Hamachi: Roll Your Own VPNs - Page 2
June 05, 2006
Making Connections with Hamachi
Other systems can join a Hamachi network provided they know the network's name and have the password. If our experience is any indication, users ought to have little if any difficulty connecting to each other via Hamachi. In fact, we were easily able to connect to a colleague's Hamachi network across the Internet even though both networks were using different routers and NAT address ranges.
We were able to use Hamachi for a variety of tasks, including running Windows File and Printer sharing, an FTP server, and several games. You can have multiple Hamachi networks active at one time, and all the clients that are members of a given network are listed in the interface (they're grayed out if not currently connected). When you right-click on a network member you can ping the user's system or send a text message, and if you're the owner of the network, disconnect a system and prevent it from reconnecting in the future.
As mentioned earlier, Hamachi offers very little in the way of configuration options. That's probably a good thing because the software unfortunately lacks documentation, a built-in help system, or even a readme file (though there is evidently a support forum available at the company's Web site). Most of the configuration options that exist are self-explanatory and concern how the software displays information or behaves during startup or shutdown.
The Bottom Line
Hamachi is currently available for Windows (XP and 2000 only) and Linux, with a MacOS version also under development according to the company. Hamachi is currently available free of charge for unlimited use, but given that it's a pre-1.0 copy it wouldn't be surprising if the next version had some restrictions and/or a registration fee.
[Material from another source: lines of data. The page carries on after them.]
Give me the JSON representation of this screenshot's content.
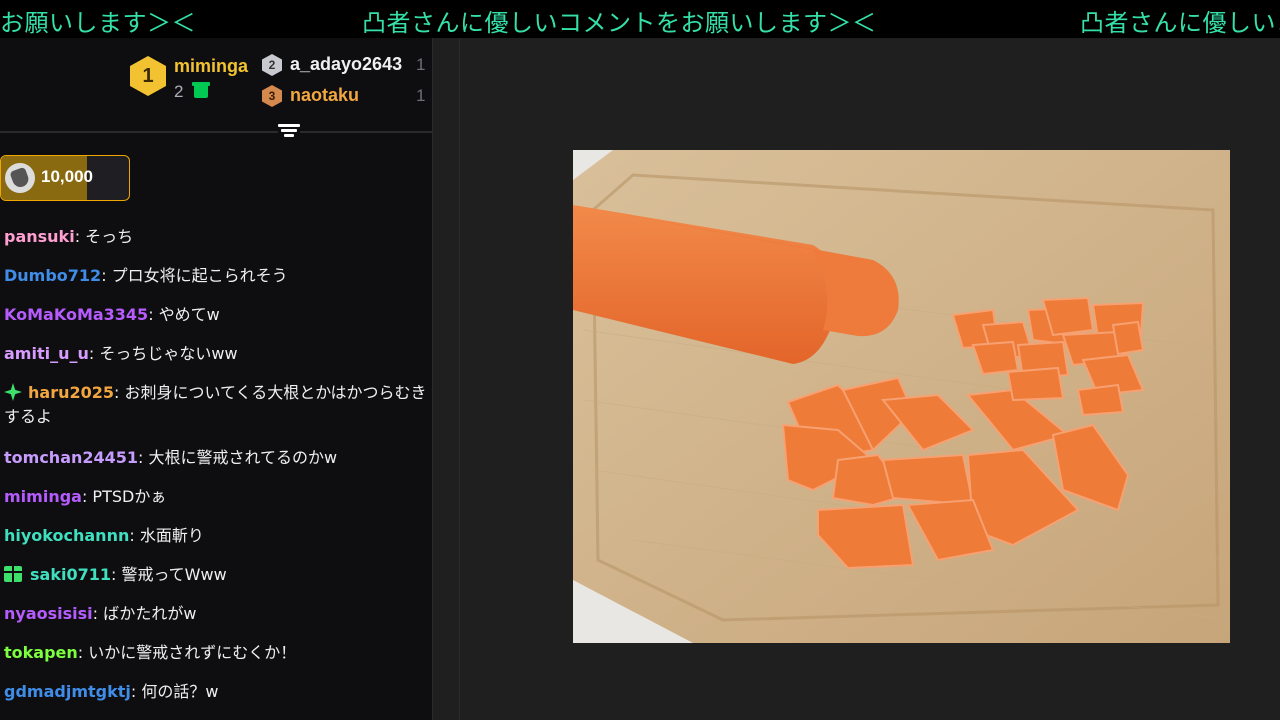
{
  "ticker": {
    "segments": [
      "お願いします＞＜",
      "凸者さんに優しいコメントをお願いします＞＜",
      "凸者さんに優しいコメントをお願いします＞＜"
    ],
    "color": "#35e0a8"
  },
  "leaderboard": {
    "first": {
      "rank": "1",
      "name": "miminga",
      "count": "2",
      "icon": "gift-icon"
    },
    "second": {
      "rank": "2",
      "name": "a_adayo2643",
      "count": "1"
    },
    "third": {
      "rank": "3",
      "name": "naotaku",
      "count": "1"
    }
  },
  "pinned": {
    "amount": "10,000",
    "icon": "cheer-icon"
  },
  "messages": [
    {
      "user": "pansuki",
      "color": "#ff9ed0",
      "text": ": そっち"
    },
    {
      "user": "Dumbo712",
      "color": "#3f8de8",
      "text": ": プロ女将に起こられそう"
    },
    {
      "user": "KoMaKoMa3345",
      "color": "#b65cff",
      "text": ": やめてw"
    },
    {
      "user": "amiti_u_u",
      "color": "#d89cff",
      "text": ": そっちじゃないww"
    },
    {
      "user": "haru2025",
      "color": "#f2a640",
      "text": ": お刺身についてくる大根とかはかつらむきするよ",
      "badge": "star-badge-icon"
    },
    {
      "user": "tomchan24451",
      "color": "#c79cff",
      "text": ": 大根に警戒されてるのかw"
    },
    {
      "user": "miminga",
      "color": "#b65cff",
      "text": ": PTSDかぁ"
    },
    {
      "user": "hiyokochannn",
      "color": "#3ee0c0",
      "text": ": 水面斬り"
    },
    {
      "user": "saki0711",
      "color": "#3ee0c0",
      "text": ": 警戒ってWww",
      "badge": "gift-badge-icon"
    },
    {
      "user": "nyaosisisi",
      "color": "#b65cff",
      "text": ": ばかたれがw"
    },
    {
      "user": "tokapen",
      "color": "#7cff3e",
      "text": ": いかに警戒されずにむくか！"
    },
    {
      "user": "gdmadjmtgktj",
      "color": "#3f8de8",
      "text": ": 何の話？w"
    }
  ]
}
So exactly how secure is Hamachi? That's hard to say definitively, since we're neither cryptographers nor experts in network security. One thing to be aware of is that unlike most commercial VPN products, Hamachi authenticates only systems and not individual users (since all users connect using the same network name and password). Therefore, anyone that knows this information could potentially become a member of your secure network.
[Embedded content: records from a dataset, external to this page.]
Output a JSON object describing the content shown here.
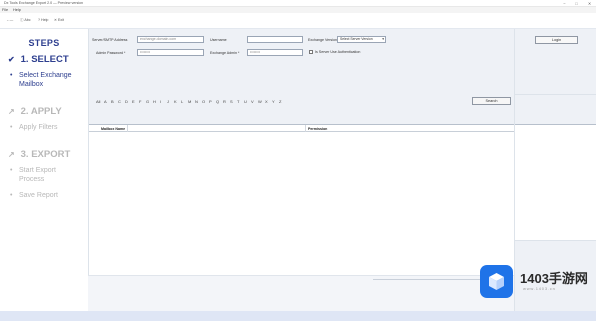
{
  "window": {
    "title": "Dx Tools Exchange Export 2.0 — Preview version",
    "min_glyph": "−",
    "max_glyph": "□",
    "close_glyph": "✕"
  },
  "menu": {
    "file": "File",
    "help": "Help"
  },
  "toolbar": {
    "back": "←—",
    "info": "ⓘ Abc",
    "help": "? Help",
    "exit": "✕ Exit"
  },
  "steps": {
    "title": "STEPS",
    "items": [
      {
        "icon": "✔",
        "label": "1. SELECT",
        "sub": [
          "Select Exchange",
          "Mailbox"
        ]
      },
      {
        "icon": "↗",
        "label": "2. APPLY",
        "sub": [
          "Apply Filters"
        ]
      },
      {
        "icon": "↗",
        "label": "3. EXPORT",
        "sub": [
          "Start Export",
          "Process",
          "Save Report"
        ]
      }
    ]
  },
  "form": {
    "server_label": "Server/SMTP Address",
    "server_value": "exchange.domain.com",
    "username_label": "Username",
    "username_value": "",
    "exchange_label": "Exchange Version",
    "exchange_value": "Select Server Version",
    "admin_label": "Admin Password *",
    "admin_value": "••••••••",
    "exch_admin_label": "Exchange Admin *",
    "exch_admin_value": "••••••••",
    "remember_label": "Is Server Use Authentication"
  },
  "filter": {
    "letters": [
      "All",
      "A",
      "B",
      "C",
      "D",
      "E",
      "F",
      "G",
      "H",
      "I",
      "J",
      "K",
      "L",
      "M",
      "N",
      "O",
      "P",
      "Q",
      "R",
      "S",
      "T",
      "U",
      "V",
      "W",
      "X",
      "Y",
      "Z"
    ],
    "search_label": "Search"
  },
  "login": {
    "label": "Login"
  },
  "grid": {
    "columns": [
      "Mailbox Name",
      "Permission"
    ]
  },
  "watermark": {
    "brand": "1403手游网",
    "url": "www.1403.cn"
  }
}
Given that the trust most people put in a product ultimately depends on the trustworthiness of the company that made it, the fact that Applied Networking is for the most part an unknown quantity may be enough to give some pause for concern. And although the company's .cc domain denotes a Cocos (Keeling) Islands registration, it's actually located in Vancouver, BC, Canada the .cc domain is commonly used by large companies worldwide.
For its part, Applied Networking states that Hamachi communications are secured using 256-bit AES encryption; it also publishes a detailed description of its security architecture on its web site. For what it's worth, the company also pledges that Hamachi doesn't include any kind of spyware, and we didn't detect any after installing the software.
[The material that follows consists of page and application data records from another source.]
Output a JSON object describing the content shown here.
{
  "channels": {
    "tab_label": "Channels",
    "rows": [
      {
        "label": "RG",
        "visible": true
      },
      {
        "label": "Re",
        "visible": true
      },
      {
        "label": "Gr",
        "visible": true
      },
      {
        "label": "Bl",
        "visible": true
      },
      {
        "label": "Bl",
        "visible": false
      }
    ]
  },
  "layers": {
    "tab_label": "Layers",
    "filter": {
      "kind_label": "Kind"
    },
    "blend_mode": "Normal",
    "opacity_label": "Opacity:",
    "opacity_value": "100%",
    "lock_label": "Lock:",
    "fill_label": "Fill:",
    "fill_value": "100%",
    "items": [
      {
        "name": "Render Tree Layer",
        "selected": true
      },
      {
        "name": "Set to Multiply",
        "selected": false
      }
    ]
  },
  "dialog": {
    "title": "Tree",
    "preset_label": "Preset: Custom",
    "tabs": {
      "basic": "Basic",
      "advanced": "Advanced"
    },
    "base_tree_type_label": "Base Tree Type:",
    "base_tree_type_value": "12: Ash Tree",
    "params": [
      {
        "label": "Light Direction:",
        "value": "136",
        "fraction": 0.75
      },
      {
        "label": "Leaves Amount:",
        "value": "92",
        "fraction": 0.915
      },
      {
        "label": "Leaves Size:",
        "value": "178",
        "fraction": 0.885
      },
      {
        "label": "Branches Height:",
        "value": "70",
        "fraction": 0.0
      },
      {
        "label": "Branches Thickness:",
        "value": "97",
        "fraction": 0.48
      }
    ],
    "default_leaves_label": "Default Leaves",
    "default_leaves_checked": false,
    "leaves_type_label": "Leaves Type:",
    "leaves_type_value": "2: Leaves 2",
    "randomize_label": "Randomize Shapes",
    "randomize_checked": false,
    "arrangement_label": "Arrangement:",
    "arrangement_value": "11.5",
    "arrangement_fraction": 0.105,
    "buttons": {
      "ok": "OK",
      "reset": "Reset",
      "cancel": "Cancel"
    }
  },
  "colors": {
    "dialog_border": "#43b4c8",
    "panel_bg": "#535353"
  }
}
We probably wouldn't be quite comfortable transmitting truly sensitive information over a Hamachi connection right now, and we would only use it with someone we trusted to keep the network name and password private. Nevertheless, it's hard to argue with Hamachi's impressive ease of connection, so if you're looking for a simple VPN for gaming or similar purposes that won't make you pull your hair out, Hamachi is definitely worth a look.
Pros: Extremely easy to set up and use; works through NAT without any router adjustments; attractive (if rather Spartan) interface
Cons: No documentation; authenticates systems rather than specific users; relatively unknown company, making it hard to gage how secure the software ultimately is.
Story courtesy of WinPlanet.com.